Every language changes over time. English has changed much over its long history. Many have noted the profound impact the English of our traditional English Bible translations has had upon the English language. Shakespeare used some phrases from the Bible. It used to be that the KJV Bible was the only English Bible that most people used. And that state of affairs existed for several centuries (some, of course, wish it were still the case). It used to be that people were much more biblically literate than they are today.
Many of the expressions, including idioms and other figures of speech have come into the English language and been so widely used that they would be considered natural language. At least this was true as long as people were familiar with Bible English. That kind of Bible literacy (familiarity, particularly with the KJV) has decreased significantly among English speakers. Yet some expressions which were literally translated to English from the biblical languages persist in English today. I would consider that a high enough percentage of English native speakers understand these biblical expressions that they could still be considered natural language.
Often a figure of speech which comes into English from literally translated Bibles has been customized by English speakers so that it no longer has exactly its biblical meaning. Take this sentence as an example:
“John escaped by the skin of his teeth.”
“To escape by the skin of (one’s) teeth” is an English idiom.
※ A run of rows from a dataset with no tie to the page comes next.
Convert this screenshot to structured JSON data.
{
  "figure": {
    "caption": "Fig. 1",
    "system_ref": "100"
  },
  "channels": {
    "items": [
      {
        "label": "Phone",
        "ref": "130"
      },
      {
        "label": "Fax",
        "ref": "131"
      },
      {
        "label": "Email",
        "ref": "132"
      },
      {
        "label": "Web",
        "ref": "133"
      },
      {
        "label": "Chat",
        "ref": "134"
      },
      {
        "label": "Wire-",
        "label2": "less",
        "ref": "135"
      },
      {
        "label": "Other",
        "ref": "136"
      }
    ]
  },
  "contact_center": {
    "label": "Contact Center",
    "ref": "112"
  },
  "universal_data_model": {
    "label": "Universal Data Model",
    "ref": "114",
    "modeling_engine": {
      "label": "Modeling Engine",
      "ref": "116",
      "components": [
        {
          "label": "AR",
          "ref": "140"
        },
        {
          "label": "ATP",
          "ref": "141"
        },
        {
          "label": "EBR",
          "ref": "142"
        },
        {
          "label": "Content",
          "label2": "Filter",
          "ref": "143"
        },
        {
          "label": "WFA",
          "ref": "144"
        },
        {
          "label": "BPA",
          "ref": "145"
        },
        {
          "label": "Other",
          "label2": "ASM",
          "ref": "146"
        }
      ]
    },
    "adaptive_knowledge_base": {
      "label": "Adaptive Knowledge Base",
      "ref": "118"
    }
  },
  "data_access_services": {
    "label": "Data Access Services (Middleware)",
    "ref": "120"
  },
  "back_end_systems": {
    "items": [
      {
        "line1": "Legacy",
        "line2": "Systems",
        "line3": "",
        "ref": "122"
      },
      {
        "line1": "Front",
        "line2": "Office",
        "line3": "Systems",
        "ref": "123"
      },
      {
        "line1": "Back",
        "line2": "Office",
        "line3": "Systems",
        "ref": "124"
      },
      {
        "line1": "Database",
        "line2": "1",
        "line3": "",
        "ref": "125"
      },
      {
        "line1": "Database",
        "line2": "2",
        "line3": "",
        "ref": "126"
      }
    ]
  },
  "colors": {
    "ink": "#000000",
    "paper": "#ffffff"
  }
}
Its meaning has nothing to do with the meaning of the words that make up the idiom, nothing to do, for instance, with skin or teeth. But English scholars generally recognize, I think, that this English idiom was brought into English from Job 19:20 where Job says:
“I am escaped with the skin of my teeth.”
This probably means that Job got away with nothing at all, not the same meaning as the English idiom which has to do with barely escaping.
Literal translations of idioms and other figures of speech which came from the Bible and are used by most native English speakers would be considered natural language for them. I think this is a very fascinating area of study, what biblical language has become natural English language.
Other literal translations of figures of speech in the Bible are not widely understood by native speakers of English. These have not become natural language and probably will not, given the poor state of biblical literacy today. If we want our Bible translations to communicate as accurately and clearly as possible to the most number of English speakers (and not everyone agrees with me that it is appropriate for English Bible translations to do so), then translation teams should avoid using literal wordings from the Bible which have not become natural English.
What are some other idiomatic expressions you can think of which come from the Bible and have become natural English? Please try to include the biblical reference for it if you can.